The FCC’s Open Internet Order prohibited internet service providers from blocking, slowing down, or discriminating against content online. Repealing these net neutrality rules could lead to higher prices for consumers, slower internet traffic, and even blocked websites. A recent poll showed that 83 percent of Americans do not approve of the FCC’s action to repeal net neutrality rules.
“Since the Internet’s inception, Americans have enjoyed access to a fair and open Internet,” said Cortez Masto. “The 2015 introduction of net neutrality rules guaranteed equal access for future generations to come. Net neutrality ensured working Americans, community libraries and small businesses received equal access to the same quality internet as wealthy Americans and big corporations. This has fostered economic growth, innovation and entrepreneurship all across the nation. President Trump’s FCC Chairman Pai has repealed these rules, placing an unfair burden on consumers and forcing rural hospitals, public libraries, small business and small tech startups to pay more for quality, reliable internet service. I urge my colleagues to support this CRA that protects an open internet, ensures competition and keeps providers from charging more money for the same services they already provide.”

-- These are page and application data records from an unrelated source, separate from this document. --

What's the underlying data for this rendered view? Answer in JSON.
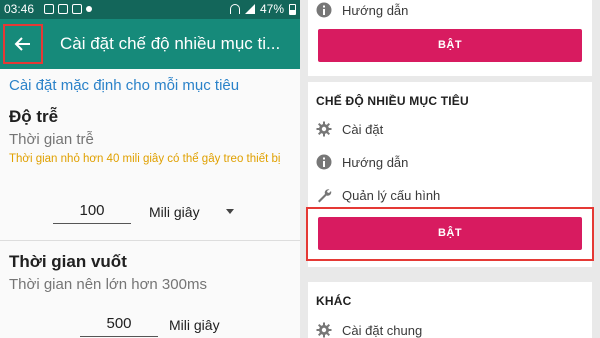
{
  "status_bar": {
    "time": "03:46",
    "battery": "47%",
    "battery_level": 0.47
  },
  "app_bar": {
    "title": "Cài đặt chế độ nhiều mục ti..."
  },
  "settings": {
    "section_link": "Cài đặt mặc định cho mỗi mục tiêu",
    "delay": {
      "title": "Độ trễ",
      "subtitle": "Thời gian trễ",
      "warning": "Thời gian nhỏ hơn 40 mili giây có thể gây treo thiết bị",
      "value": "100",
      "unit": "Mili giây"
    },
    "swipe": {
      "title": "Thời gian vuốt",
      "subtitle": "Thời gian nên lớn hơn 300ms",
      "value": "500",
      "unit": "Mili giây"
    }
  },
  "right_panel": {
    "card1": {
      "guide_label": "Hướng dẫn",
      "button_label": "BẬT"
    },
    "multi_target": {
      "header": "CHẾ ĐỘ NHIỀU MỤC TIÊU",
      "items": [
        {
          "label": "Cài đặt",
          "icon": "gear-icon"
        },
        {
          "label": "Hướng dẫn",
          "icon": "info-icon"
        },
        {
          "label": "Quản lý cấu hình",
          "icon": "wrench-icon"
        }
      ],
      "button_label": "BẬT"
    },
    "other": {
      "header": "KHÁC",
      "items": [
        {
          "label": "Cài đặt chung",
          "icon": "gear-icon"
        }
      ]
    }
  },
  "colors": {
    "app_bar": "#168a7a",
    "status_bar": "#13665a",
    "accent_button": "#d81b60",
    "highlight_border": "#e53935",
    "link": "#2a82c9",
    "warning": "#e0a000"
  }
}
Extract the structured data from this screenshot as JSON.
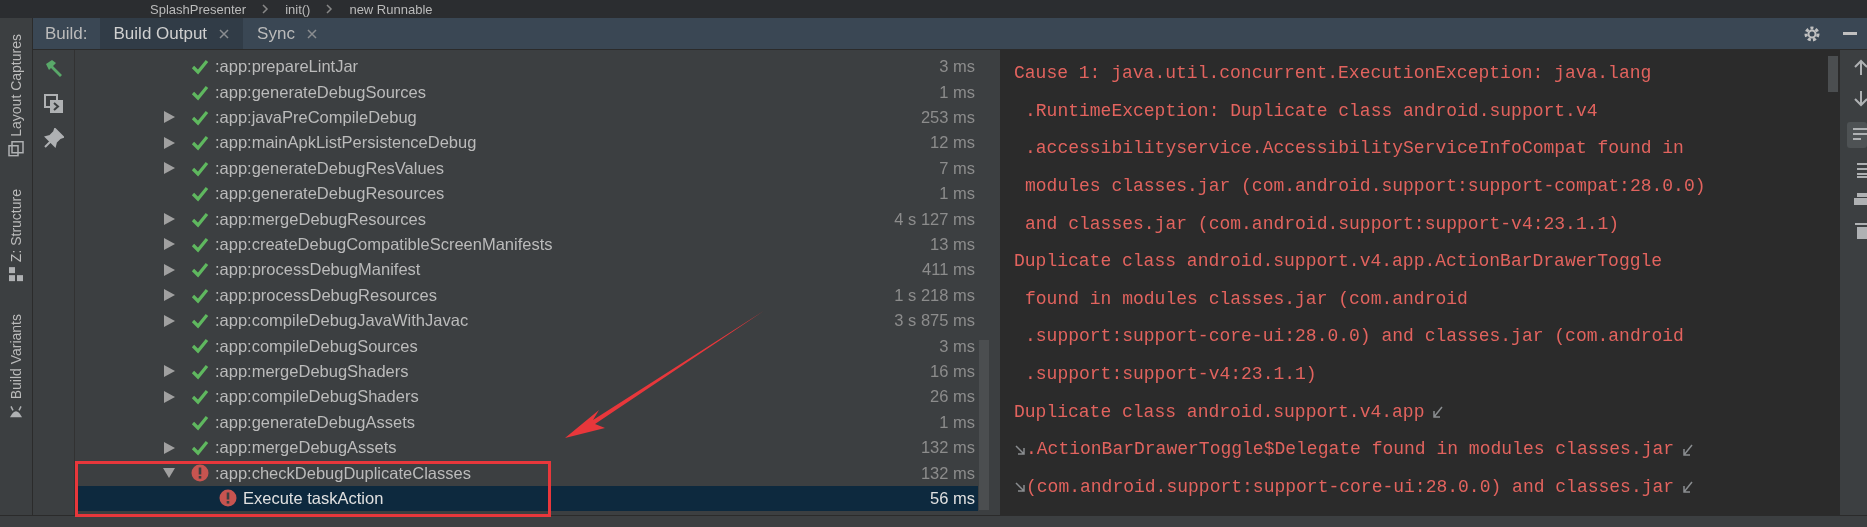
{
  "breadcrumbs": [
    "SplashPresenter",
    "init()",
    "new Runnable"
  ],
  "side_tabs": [
    {
      "label": "Layout Captures",
      "kind": "captures"
    },
    {
      "label": "Z: Structure",
      "kind": "structure"
    },
    {
      "label": "Build Variants",
      "kind": "variants"
    }
  ],
  "build_label": "Build:",
  "tabs": [
    {
      "label": "Build Output",
      "selected": true
    },
    {
      "label": "Sync",
      "selected": false
    }
  ],
  "tree": [
    {
      "label": ":app:prepareLintJar",
      "failed": false,
      "duration": "3 ms",
      "selected": false
    },
    {
      "label": ":app:generateDebugSources",
      "failed": false,
      "duration": "1 ms",
      "selected": false
    },
    {
      "label": ":app:javaPreCompileDebug",
      "failed": false,
      "duration": "253 ms",
      "expanded": false,
      "selected": false
    },
    {
      "label": ":app:mainApkListPersistenceDebug",
      "failed": false,
      "duration": "12 ms",
      "expanded": false,
      "selected": false
    },
    {
      "label": ":app:generateDebugResValues",
      "failed": false,
      "duration": "7 ms",
      "expanded": false,
      "selected": false
    },
    {
      "label": ":app:generateDebugResources",
      "failed": false,
      "duration": "1 ms",
      "selected": false
    },
    {
      "label": ":app:mergeDebugResources",
      "failed": false,
      "duration": "4 s 127 ms",
      "expanded": false,
      "selected": false
    },
    {
      "label": ":app:createDebugCompatibleScreenManifests",
      "failed": false,
      "duration": "13 ms",
      "expanded": false,
      "selected": false
    },
    {
      "label": ":app:processDebugManifest",
      "failed": false,
      "duration": "411 ms",
      "expanded": false,
      "selected": false
    },
    {
      "label": ":app:processDebugResources",
      "failed": false,
      "duration": "1 s 218 ms",
      "expanded": false,
      "selected": false
    },
    {
      "label": ":app:compileDebugJavaWithJavac",
      "failed": false,
      "duration": "3 s 875 ms",
      "expanded": false,
      "selected": false
    },
    {
      "label": ":app:compileDebugSources",
      "failed": false,
      "duration": "3 ms",
      "selected": false
    },
    {
      "label": ":app:mergeDebugShaders",
      "failed": false,
      "duration": "16 ms",
      "expanded": false,
      "selected": false
    },
    {
      "label": ":app:compileDebugShaders",
      "failed": false,
      "duration": "26 ms",
      "expanded": false,
      "selected": false
    },
    {
      "label": ":app:generateDebugAssets",
      "failed": false,
      "duration": "1 ms",
      "selected": false
    },
    {
      "label": ":app:mergeDebugAssets",
      "failed": false,
      "duration": "132 ms",
      "expanded": false,
      "selected": false
    },
    {
      "label": ":app:checkDebugDuplicateClasses",
      "failed": true,
      "duration": "132 ms",
      "expanded": true,
      "selected": false,
      "children": [
        {
          "label": "Execute taskAction",
          "failed": true,
          "duration": "56 ms",
          "selected": true
        }
      ]
    }
  ],
  "console": [
    {
      "text": "Cause 1: java.util.concurrent.ExecutionException: java.lang",
      "continuation": false
    },
    {
      "text": ".RuntimeException: Duplicate class android.support.v4",
      "continuation": true
    },
    {
      "text": ".accessibilityservice.AccessibilityServiceInfoCompat found in",
      "continuation": true
    },
    {
      "text": "modules classes.jar (com.android.support:support-compat:28.0.0)",
      "continuation": true
    },
    {
      "text": "and classes.jar (com.android.support:support-v4:23.1.1)",
      "continuation": true
    },
    {
      "text": "Duplicate class android.support.v4.app.ActionBarDrawerToggle",
      "continuation": false
    },
    {
      "text": "found in modules classes.jar (com.android",
      "continuation": true
    },
    {
      "text": ".support:support-core-ui:28.0.0) and classes.jar (com.android",
      "continuation": true
    },
    {
      "text": ".support:support-v4:23.1.1)",
      "continuation": true
    },
    {
      "text": "Duplicate class android.support.v4.app",
      "continuation": false,
      "wrap_end": true
    },
    {
      "text": ".ActionBarDrawerToggle$Delegate found in modules classes.jar",
      "continuation": false,
      "wrap_start": true,
      "wrap_end": true
    },
    {
      "text": "(com.android.support:support-core-ui:28.0.0) and classes.jar",
      "continuation": false,
      "wrap_start": true,
      "wrap_end": true
    }
  ]
}
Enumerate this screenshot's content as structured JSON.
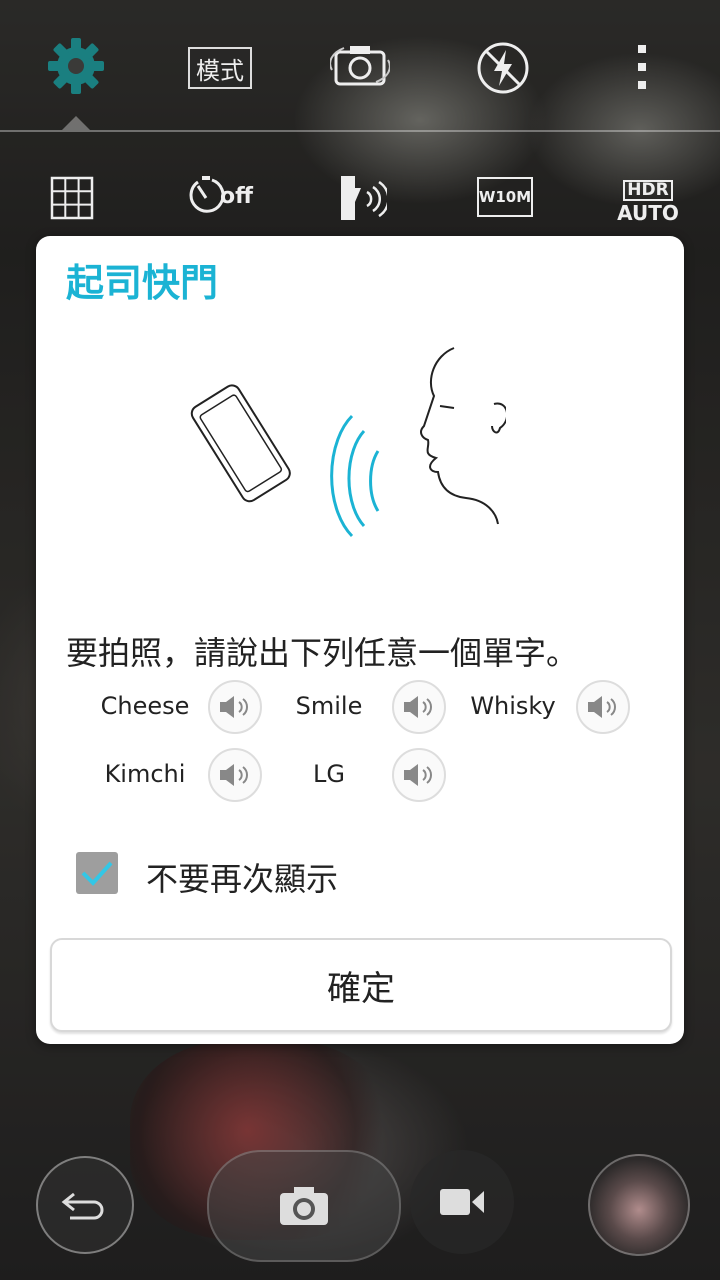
{
  "top_bar": {
    "mode_label": "模式",
    "icons": [
      "gear-icon",
      "mode-icon",
      "switch-camera-icon",
      "flash-auto-icon",
      "more-vert-icon"
    ]
  },
  "sub_bar": {
    "timer_label": "off",
    "resolution_label": "W10M",
    "hdr_label_top": "HDR",
    "hdr_label_bottom": "AUTO"
  },
  "dialog": {
    "title": "起司快門",
    "instruction": "要拍照，請說出下列任意一個單字。",
    "words": [
      "Cheese",
      "Smile",
      "Whisky",
      "Kimchi",
      "LG"
    ],
    "checkbox_label": "不要再次顯示",
    "checkbox_checked": true,
    "ok_label": "確定"
  },
  "colors": {
    "accent": "#1bb3d4",
    "check": "#33c7e6"
  }
}
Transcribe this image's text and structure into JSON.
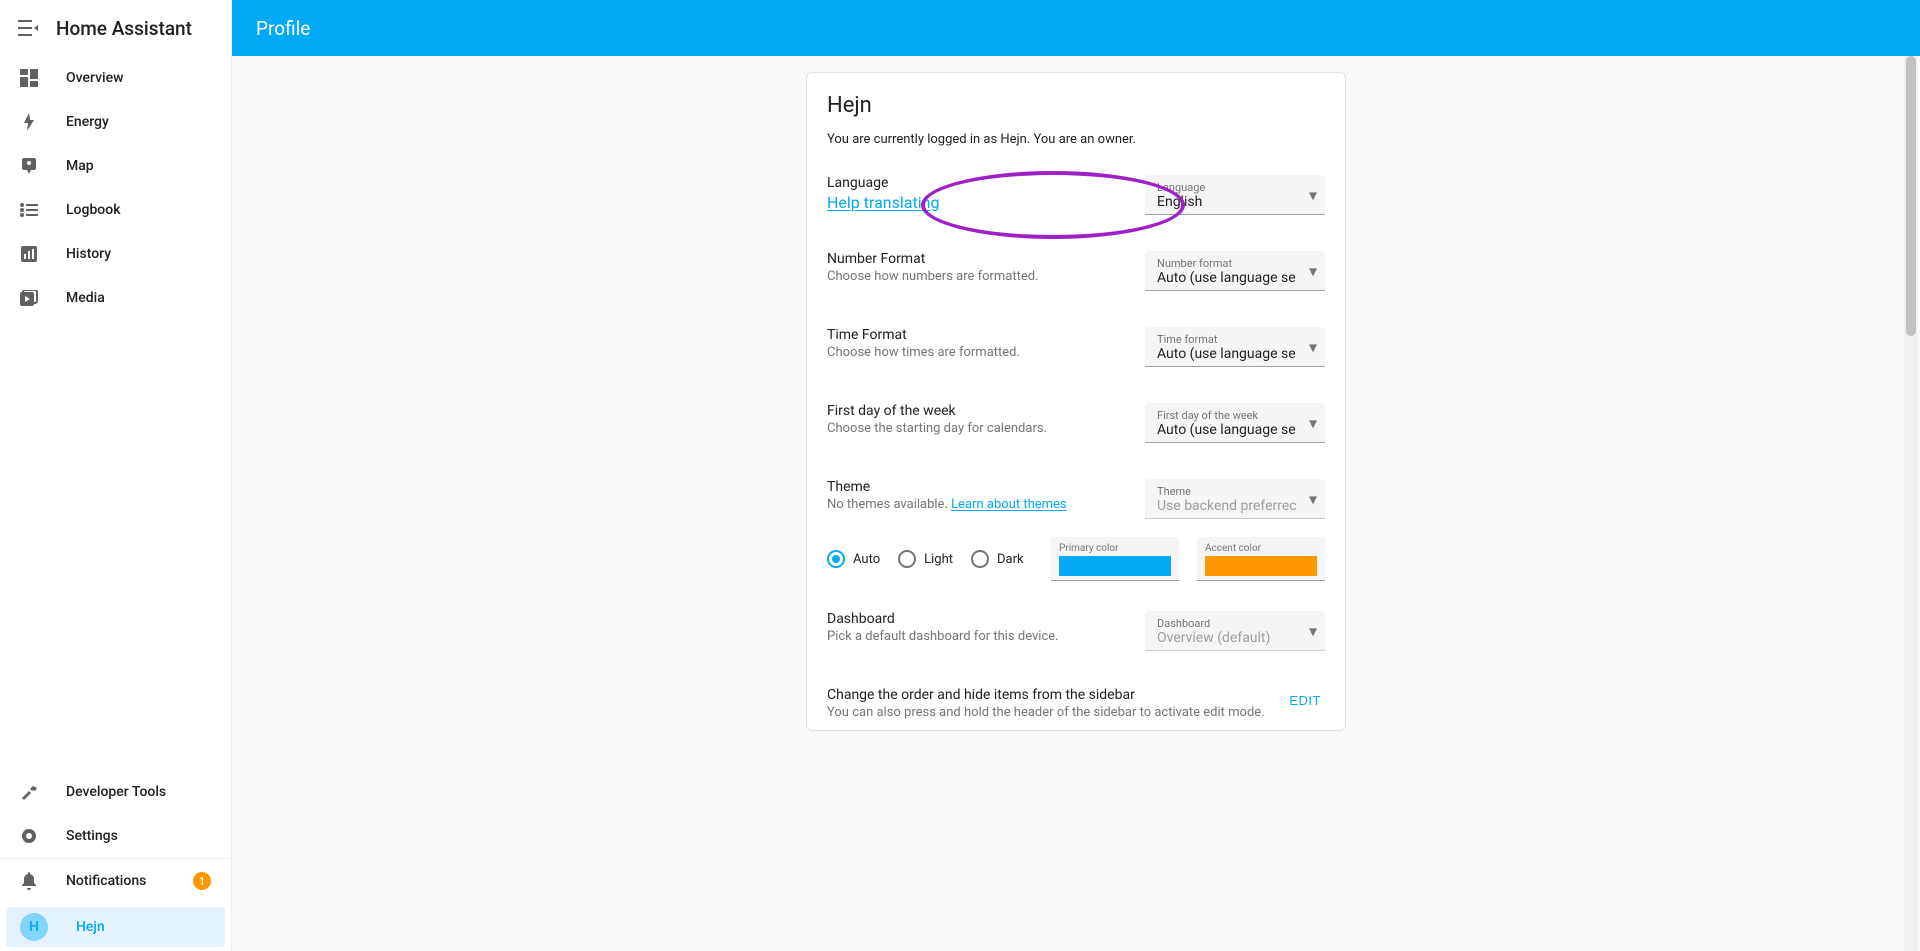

A copy of the CRA resolution can be found HERE.
Last week, the FCC’s rule repealing net neutrality was published in the Federal Register, leaving 60 legislative days to seek a vote on the Senate floor on the CRA resolutions. In order to force a vote on the Senate resolution, Senator Markey will submit a discharge petition, which requires a minimum of 30 Senators’ signature. Once the discharge petition is filed, Senator Markey and Senate Democrats will demand a vote on the resolution.